A lot of Pagans today are faced with the question of how, or even, do they make their religion publicly known. There are young teens worried about what their parents and peers may think. Adult Pagans wonder how their bosses, coworkers, and neighbors may react. The best case scenario is that everyone is understanding, informed, and progressive, and rejoice in diversity. Worst case, you risk being fired, verbally and physically abused, or even worse unmentionables. So, this is a decision that requires a lot of thought. First of all, no one really should be walking around proclaiming what their religion--why would you? Think of this situation: "Hi Bob. Hey Suzy, how's it going? Just great Bob, here is the paperwork you asked for, and by the way, guess what! I'm a Witch!" Seem silly? It is.
Warning Signs (Things To Watch For)
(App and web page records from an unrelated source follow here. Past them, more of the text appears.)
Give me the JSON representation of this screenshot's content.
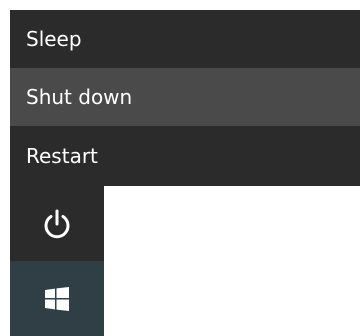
{
  "menu": {
    "items": [
      {
        "label": "Sleep"
      },
      {
        "label": "Shut down"
      },
      {
        "label": "Restart"
      }
    ],
    "hovered_item": "Shut down"
  },
  "rail": {
    "power_icon": "power-icon",
    "start_icon": "windows-logo-icon"
  },
  "colors": {
    "menu_bg": "#2b2b2b",
    "menu_hover_bg": "#4a4a4a",
    "text": "#ffffff",
    "start_button_bg": "#2f3f45",
    "page_bg": "#ffffff"
  }
}
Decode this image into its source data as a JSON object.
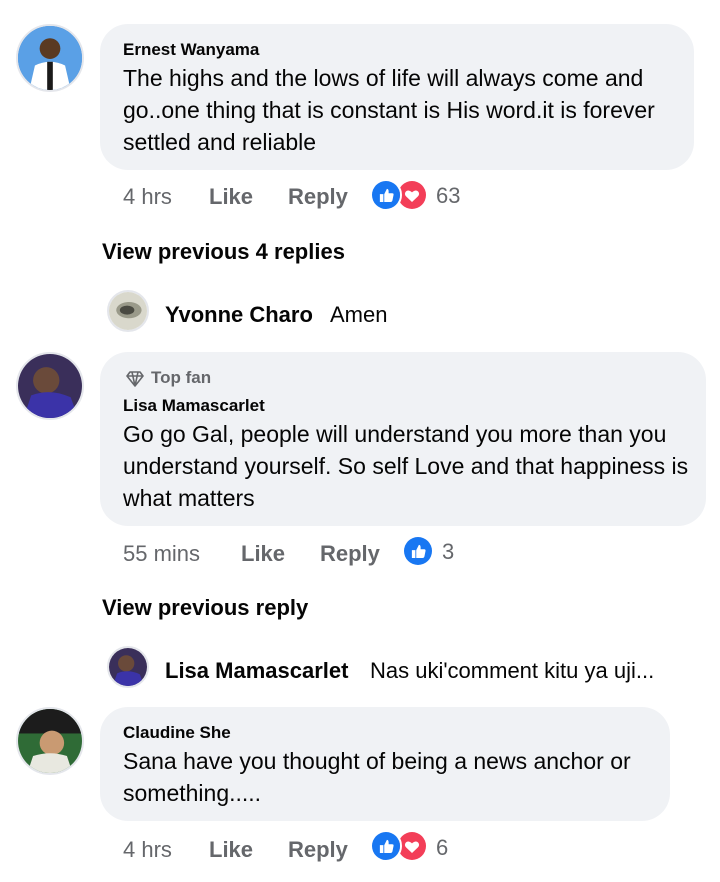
{
  "colors": {
    "bubble": "#f0f2f5",
    "secondary_text": "#65676b",
    "like_blue": "#1877f2",
    "love_red": "#f33e58"
  },
  "comments": [
    {
      "author": "Ernest Wanyama",
      "text": "The highs and the lows of life will always come and go..one thing that is constant is His word.it is forever settled and reliable",
      "time": "4 hrs",
      "like_label": "Like",
      "reply_label": "Reply",
      "reactions": [
        "like-icon",
        "love-icon"
      ],
      "reaction_count": "63",
      "view_previous": "View previous 4 replies",
      "latest_reply": {
        "author": "Yvonne Charo",
        "text": "Amen"
      }
    },
    {
      "badge": "Top fan",
      "author": "Lisa Mamascarlet",
      "text": "Go go Gal, people will understand you more than you understand yourself. So self Love and that happiness is what matters",
      "time": "55 mins",
      "like_label": "Like",
      "reply_label": "Reply",
      "reactions": [
        "like-icon"
      ],
      "reaction_count": "3",
      "view_previous": "View previous reply",
      "latest_reply": {
        "author": "Lisa Mamascarlet",
        "text": "Nas uki'comment kitu ya uji..."
      }
    },
    {
      "author": "Claudine She",
      "text": "Sana have you thought of being a news anchor or something.....",
      "time": "4 hrs",
      "like_label": "Like",
      "reply_label": "Reply",
      "reactions": [
        "like-icon",
        "love-icon"
      ],
      "reaction_count": "6"
    }
  ]
}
What do I mean by "warning signs?" Well, there are a lot of dubious people out there, and you can find yourself quickly in a mess that you don't want to be in if you're not careful. Here are several "types" to watch for:
"Teen-turned-High-Priest/ess" Now, I have a healthy respect for young Pagans, but this type is not only dangerous to uninformed teens, but also themselves. This person will claim to know everything there is (they don't...no Witch worth her besom ever claims this), and often will make elaborate claims about their spells, rituals, coven activities, etc.. They are desperately seeking attention and power any way they can get it, and this is a spell for disaster. They may boast about leading a coven and wish you to join. Covens are things that rarely function properly with even adults, and they are certainly not systems that lend themselves to the teenage mind. You're better off on your own.
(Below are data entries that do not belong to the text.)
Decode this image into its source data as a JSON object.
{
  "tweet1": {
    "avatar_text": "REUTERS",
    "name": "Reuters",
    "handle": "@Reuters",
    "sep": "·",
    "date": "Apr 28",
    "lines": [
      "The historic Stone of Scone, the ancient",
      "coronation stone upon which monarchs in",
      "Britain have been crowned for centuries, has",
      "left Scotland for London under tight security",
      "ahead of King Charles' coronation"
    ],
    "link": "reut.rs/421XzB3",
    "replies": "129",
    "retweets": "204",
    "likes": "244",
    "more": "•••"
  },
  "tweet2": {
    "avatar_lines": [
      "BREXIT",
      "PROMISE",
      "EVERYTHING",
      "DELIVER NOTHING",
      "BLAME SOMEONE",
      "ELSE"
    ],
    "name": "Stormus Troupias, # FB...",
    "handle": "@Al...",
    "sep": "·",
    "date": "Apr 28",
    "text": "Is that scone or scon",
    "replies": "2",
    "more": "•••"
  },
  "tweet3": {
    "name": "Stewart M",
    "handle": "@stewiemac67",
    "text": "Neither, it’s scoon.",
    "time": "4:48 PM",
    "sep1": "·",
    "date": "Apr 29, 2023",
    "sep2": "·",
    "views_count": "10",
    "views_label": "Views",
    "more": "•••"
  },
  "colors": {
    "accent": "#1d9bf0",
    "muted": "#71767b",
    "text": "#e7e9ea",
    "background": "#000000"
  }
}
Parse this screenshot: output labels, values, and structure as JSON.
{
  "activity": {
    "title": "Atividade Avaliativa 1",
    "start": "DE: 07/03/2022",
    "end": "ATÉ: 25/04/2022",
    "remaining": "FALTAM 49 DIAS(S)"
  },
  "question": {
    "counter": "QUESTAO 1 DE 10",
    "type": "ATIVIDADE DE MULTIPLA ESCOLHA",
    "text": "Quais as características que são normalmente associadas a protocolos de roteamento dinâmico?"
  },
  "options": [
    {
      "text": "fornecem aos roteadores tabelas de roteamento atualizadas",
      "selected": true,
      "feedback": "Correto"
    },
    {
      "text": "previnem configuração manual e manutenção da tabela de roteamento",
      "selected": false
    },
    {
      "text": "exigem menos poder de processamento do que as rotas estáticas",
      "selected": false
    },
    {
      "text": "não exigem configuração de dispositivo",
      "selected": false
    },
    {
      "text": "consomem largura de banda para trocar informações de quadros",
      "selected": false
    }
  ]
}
"The-Great-Riter" This type of Pagan is more than happy to toss off their clothes just for the purpose that "sex under the eyes of the God and Goddess is more sacred!" Sex is NOT a mandatory rite in any ritual, and neither is being skyclad. Be wary of any person you've just met who wants to get in your pants because of religious reasons.
"I-think-I'm-a-Witch-can-I-come-over?" Now, it's great to meet local Pagans, but please don't be in a hurry to give out your phone number and address. It takes a while to even barely understand 1/3 of a peron's mind, and it's best to listen to your instinct. If they want to meet, do it in a public place, like a cafe. Just because someone claims to be a Pagan doesn't mean they are, and it doesn't immediately imply they're a good person.
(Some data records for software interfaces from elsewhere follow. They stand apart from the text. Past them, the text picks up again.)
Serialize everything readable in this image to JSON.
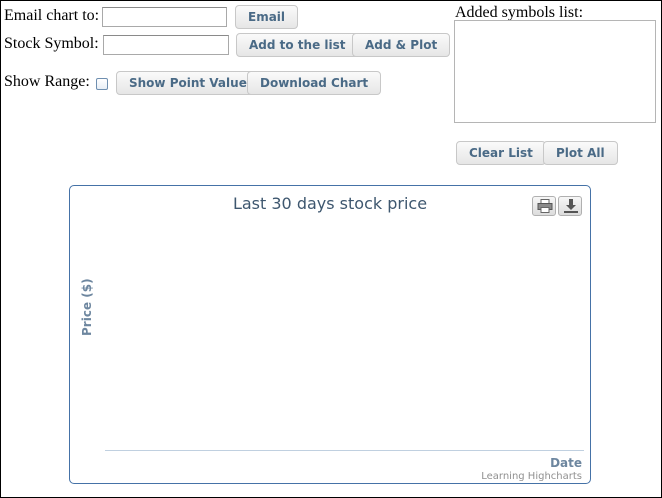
{
  "form": {
    "email_label": "Email chart to:",
    "email_value": "",
    "email_button": "Email",
    "symbol_label": "Stock Symbol:",
    "symbol_value": "",
    "add_button": "Add to the list",
    "add_plot_button": "Add & Plot",
    "range_label": "Show Range:",
    "range_checked": false,
    "point_value_button": "Show Point Value",
    "download_button": "Download Chart"
  },
  "symbols": {
    "title": "Added symbols list:",
    "items": [],
    "clear_button": "Clear List",
    "plot_all_button": "Plot All"
  },
  "chart_data": {
    "type": "line",
    "title": "Last 30 days stock price",
    "xlabel": "Date",
    "ylabel": "Price ($)",
    "series": [],
    "credits": "Learning Highcharts",
    "buttons": [
      "print-icon",
      "download-icon"
    ],
    "grid": false
  }
}
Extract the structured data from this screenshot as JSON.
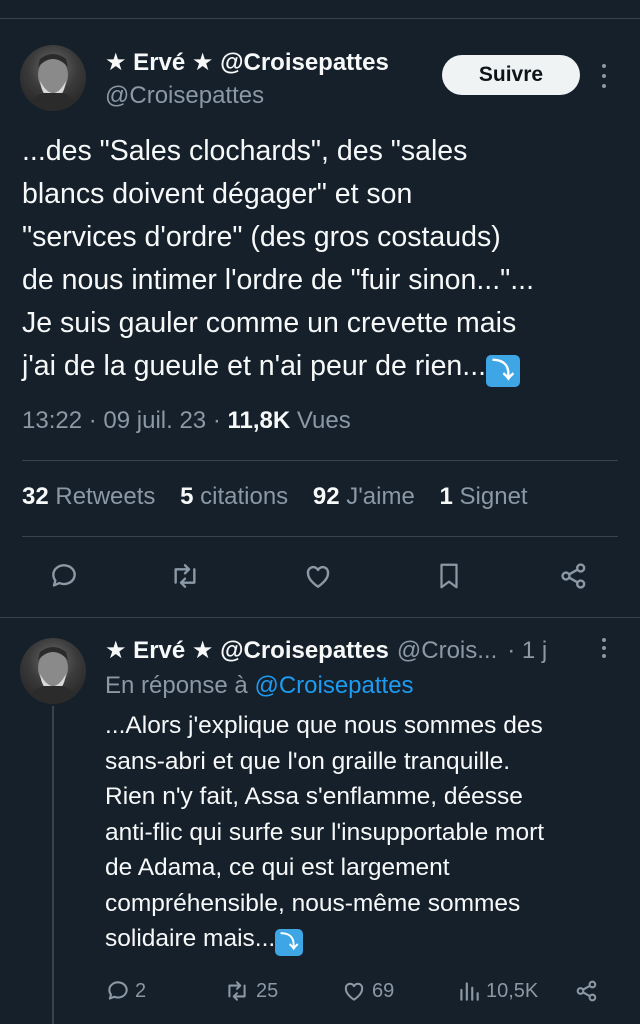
{
  "main_tweet": {
    "author_name": "★ Ervé ★ @Croisepattes",
    "author_handle": "@Croisepattes",
    "follow_label": "Suivre",
    "text_lines": [
      "...des \"Sales clochards\", des \"sales",
      "blancs doivent dégager\" et son",
      "\"services d'ordre\" (des gros costauds)",
      "de nous intimer l'ordre de \"fuir sinon...\"...",
      "Je suis gauler comme un crevette mais",
      "j'ai de la gueule et n'ai peur de rien..."
    ],
    "emoji": "⤵",
    "time": "13:22",
    "date": "09 juil. 23",
    "views_count": "11,8K",
    "views_label": "Vues",
    "retweets_count": "32",
    "retweets_label": "Retweets",
    "quotes_count": "5",
    "quotes_label": "citations",
    "likes_count": "92",
    "likes_label": "J'aime",
    "bookmarks_count": "1",
    "bookmarks_label": "Signet",
    "actions": [
      "reply-icon",
      "retweet-icon",
      "like-icon",
      "bookmark-icon",
      "share-icon"
    ]
  },
  "reply_tweet": {
    "author_name": "★ Ervé ★ @Croisepattes",
    "author_handle_truncated": "@Crois...",
    "age": "· 1 j",
    "replying_to_label": "En réponse à",
    "replying_to_handle": "@Croisepattes",
    "text_lines": [
      "...Alors j'explique que nous sommes des",
      "sans-abri et que l'on graille tranquille.",
      "Rien n'y fait, Assa s'enflamme, déesse",
      "anti-flic qui surfe sur l'insupportable mort",
      "de Adama, ce qui est largement",
      "compréhensible, nous-même sommes",
      "solidaire mais..."
    ],
    "emoji": "⤵",
    "reply_count": "2",
    "retweet_count": "25",
    "like_count": "69",
    "views_count": "10,5K"
  },
  "colors": {
    "background": "#15202b",
    "text": "#f7f9f9",
    "secondary": "#8b98a5",
    "link": "#1d9bf0",
    "divider": "#38444d"
  }
}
I believe it is important to retain good humor, for it will make your path as a Witch very lively.
Advice For Humor in Ritual
Everyone is a little nervous when they first perform ritual, and it's ok to laugh at yourself--there's nothing wrong with making mistakes like forgetting half the wonderful speech you memorized or spilling candle wax all over the floor while trying to put out a candle---you should feel comfortable and just grin---Goddess knows the elements are probably having a good laugh at your expense anyway, so why should they have all the fun? They will actually enjoy it greatly to see a light-hearted manner in a heartful individual.
Roadtest: The Difference Between a Wiccan and a Witch (a bad joke)
A Wiccan and a Witch each plan to go for a drive. They want green lights the whole way through their trips. The Wiccan first dresses in her ritual regalia, gets out all her tools, casts a circle around her car, invokes a deity of transportation, lights some specially-oiled green candles, smudges her car, concludes the circle, gets in her car and goes on her way. The Witch, on the other hand, just gets in her car and goes. At every intersection she screams "TURN GREEN!" or "STAY GREEN DAMMIT!"